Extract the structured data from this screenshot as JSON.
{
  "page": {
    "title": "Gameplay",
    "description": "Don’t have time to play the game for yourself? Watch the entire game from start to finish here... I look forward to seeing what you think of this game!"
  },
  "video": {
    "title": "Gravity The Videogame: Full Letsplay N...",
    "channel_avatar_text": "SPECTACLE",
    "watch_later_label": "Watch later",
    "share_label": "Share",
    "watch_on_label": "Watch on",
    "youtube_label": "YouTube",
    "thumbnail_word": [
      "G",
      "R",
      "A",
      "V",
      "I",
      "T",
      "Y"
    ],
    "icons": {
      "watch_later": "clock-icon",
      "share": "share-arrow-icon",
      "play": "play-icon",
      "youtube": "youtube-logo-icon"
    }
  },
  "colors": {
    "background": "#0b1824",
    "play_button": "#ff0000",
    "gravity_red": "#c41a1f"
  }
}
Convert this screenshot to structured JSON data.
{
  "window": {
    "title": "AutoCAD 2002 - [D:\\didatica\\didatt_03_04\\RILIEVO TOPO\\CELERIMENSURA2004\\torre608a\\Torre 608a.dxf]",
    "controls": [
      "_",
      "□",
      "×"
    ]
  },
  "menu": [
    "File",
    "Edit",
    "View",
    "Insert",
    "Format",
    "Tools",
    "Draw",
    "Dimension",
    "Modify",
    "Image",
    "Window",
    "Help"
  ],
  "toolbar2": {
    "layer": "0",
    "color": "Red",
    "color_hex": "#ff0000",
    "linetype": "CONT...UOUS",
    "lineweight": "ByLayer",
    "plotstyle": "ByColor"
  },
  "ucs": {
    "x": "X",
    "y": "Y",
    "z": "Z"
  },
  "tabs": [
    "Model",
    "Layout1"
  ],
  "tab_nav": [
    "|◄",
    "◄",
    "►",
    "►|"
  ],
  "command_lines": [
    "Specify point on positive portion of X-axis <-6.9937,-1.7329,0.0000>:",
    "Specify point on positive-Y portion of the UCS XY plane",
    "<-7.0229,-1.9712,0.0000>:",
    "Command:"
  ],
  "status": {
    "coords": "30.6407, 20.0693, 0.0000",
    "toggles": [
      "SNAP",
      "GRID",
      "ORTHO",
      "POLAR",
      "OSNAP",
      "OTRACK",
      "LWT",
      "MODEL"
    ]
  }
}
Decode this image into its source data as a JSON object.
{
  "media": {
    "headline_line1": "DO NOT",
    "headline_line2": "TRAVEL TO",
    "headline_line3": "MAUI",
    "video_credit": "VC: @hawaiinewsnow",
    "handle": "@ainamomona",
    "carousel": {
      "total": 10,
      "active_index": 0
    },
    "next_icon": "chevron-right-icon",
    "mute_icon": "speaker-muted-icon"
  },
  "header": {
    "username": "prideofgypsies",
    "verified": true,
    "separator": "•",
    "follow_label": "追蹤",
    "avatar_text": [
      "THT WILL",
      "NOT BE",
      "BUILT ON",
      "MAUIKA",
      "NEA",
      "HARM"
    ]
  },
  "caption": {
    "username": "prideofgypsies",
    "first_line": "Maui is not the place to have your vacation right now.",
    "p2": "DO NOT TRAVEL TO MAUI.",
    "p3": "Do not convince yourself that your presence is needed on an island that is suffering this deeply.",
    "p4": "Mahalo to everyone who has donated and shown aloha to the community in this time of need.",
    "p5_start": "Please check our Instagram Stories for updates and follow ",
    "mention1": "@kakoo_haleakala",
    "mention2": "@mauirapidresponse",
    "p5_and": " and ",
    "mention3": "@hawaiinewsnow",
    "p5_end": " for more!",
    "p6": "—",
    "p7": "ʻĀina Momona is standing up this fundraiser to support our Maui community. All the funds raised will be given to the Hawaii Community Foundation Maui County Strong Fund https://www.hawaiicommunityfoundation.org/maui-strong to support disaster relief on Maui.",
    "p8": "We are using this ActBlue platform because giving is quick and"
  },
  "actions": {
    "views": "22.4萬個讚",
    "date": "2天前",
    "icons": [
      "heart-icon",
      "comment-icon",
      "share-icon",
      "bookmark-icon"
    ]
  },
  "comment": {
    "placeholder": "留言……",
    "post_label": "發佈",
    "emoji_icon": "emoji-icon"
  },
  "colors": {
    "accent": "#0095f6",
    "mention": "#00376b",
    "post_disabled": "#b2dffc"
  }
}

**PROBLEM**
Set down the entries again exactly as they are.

**YOUR RESPONSE**
Extract the structured data from this screenshot as JSON.
{
  "page": {
    "title": "Gameplay",
    "description": "Don’t have time to play the game for yourself? Watch the entire game from start to finish here... I look forward to seeing what you think of this game!"
  },
  "video": {
    "title": "Gravity The Videogame: Full Letsplay N...",
    "channel_avatar_text": "SPECTACLE",
    "watch_later_label": "Watch later",
    "share_label": "Share",
    "watch_on_label": "Watch on",
    "youtube_label": "YouTube",
    "thumbnail_word": [
      "G",
      "R",
      "A",
      "V",
      "I",
      "T",
      "Y"
    ],
    "icons": {
      "watch_later": "clock-icon",
      "share": "share-arrow-icon",
      "play": "play-icon",
      "youtube": "youtube-logo-icon"
    }
  },
  "colors": {
    "background": "#0b1824",
    "play_button": "#ff0000",
    "gravity_red": "#c41a1f"
  }
}
Convert this screenshot to structured JSON data.
{
  "window": {
    "title": "AutoCAD 2002 - [D:\\didatica\\didatt_03_04\\RILIEVO TOPO\\CELERIMENSURA2004\\torre608a\\Torre 608a.dxf]",
    "controls": [
      "_",
      "□",
      "×"
    ]
  },
  "menu": [
    "File",
    "Edit",
    "View",
    "Insert",
    "Format",
    "Tools",
    "Draw",
    "Dimension",
    "Modify",
    "Image",
    "Window",
    "Help"
  ],
  "toolbar2": {
    "layer": "0",
    "color": "Red",
    "color_hex": "#ff0000",
    "linetype": "CONT...UOUS",
    "lineweight": "ByLayer",
    "plotstyle": "ByColor"
  },
  "ucs": {
    "x": "X",
    "y": "Y",
    "z": "Z"
  },
  "tabs": [
    "Model",
    "Layout1"
  ],
  "tab_nav": [
    "|◄",
    "◄",
    "►",
    "►|"
  ],
  "command_lines": [
    "Specify point on positive portion of X-axis <-6.9937,-1.7329,0.0000>:",
    "Specify point on positive-Y portion of the UCS XY plane",
    "<-7.0229,-1.9712,0.0000>:",
    "Command:"
  ],
  "status": {
    "coords": "30.6407, 20.0693, 0.0000",
    "toggles": [
      "SNAP",
      "GRID",
      "ORTHO",
      "POLAR",
      "OSNAP",
      "OTRACK",
      "LWT",
      "MODEL"
    ]
  }
}
Decode this image into its source data as a JSON object.
{
  "media": {
    "headline_line1": "DO NOT",
    "headline_line2": "TRAVEL TO",
    "headline_line3": "MAUI",
    "video_credit": "VC: @hawaiinewsnow",
    "handle": "@ainamomona",
    "carousel": {
      "total": 10,
      "active_index": 0
    },
    "next_icon": "chevron-right-icon",
    "mute_icon": "speaker-muted-icon"
  },
  "header": {
    "username": "prideofgypsies",
    "verified": true,
    "separator": "•",
    "follow_label": "追蹤",
    "avatar_text": [
      "THT WILL",
      "NOT BE",
      "BUILT ON",
      "MAUIKA",
      "NEA",
      "HARM"
    ]
  },
  "caption": {
    "username": "prideofgypsies",
    "first_line": "Maui is not the place to have your vacation right now.",
    "p2": "DO NOT TRAVEL TO MAUI.",
    "p3": "Do not convince yourself that your presence is needed on an island that is suffering this deeply.",
    "p4": "Mahalo to everyone who has donated and shown aloha to the community in this time of need.",
    "p5_start": "Please check our Instagram Stories for updates and follow ",
    "mention1": "@kakoo_haleakala",
    "mention2": "@mauirapidresponse",
    "p5_and": " and ",
    "mention3": "@hawaiinewsnow",
    "p5_end": " for more!",
    "p6": "—",
    "p7": "ʻĀina Momona is standing up this fundraiser to support our Maui community. All the funds raised will be given to the Hawaii Community Foundation Maui County Strong Fund https://www.hawaiicommunityfoundation.org/maui-strong to support disaster relief on Maui.",
    "p8": "We are using this ActBlue platform because giving is quick and"
  },
  "actions": {
    "views": "22.4萬個讚",
    "date": "2天前",
    "icons": [
      "heart-icon",
      "comment-icon",
      "share-icon",
      "bookmark-icon"
    ]
  },
  "comment": {
    "placeholder": "留言……",
    "post_label": "發佈",
    "emoji_icon": "emoji-icon"
  },
  "colors": {
    "accent": "#0095f6",
    "mention": "#00376b",
    "post_disabled": "#b2dffc"
  }
}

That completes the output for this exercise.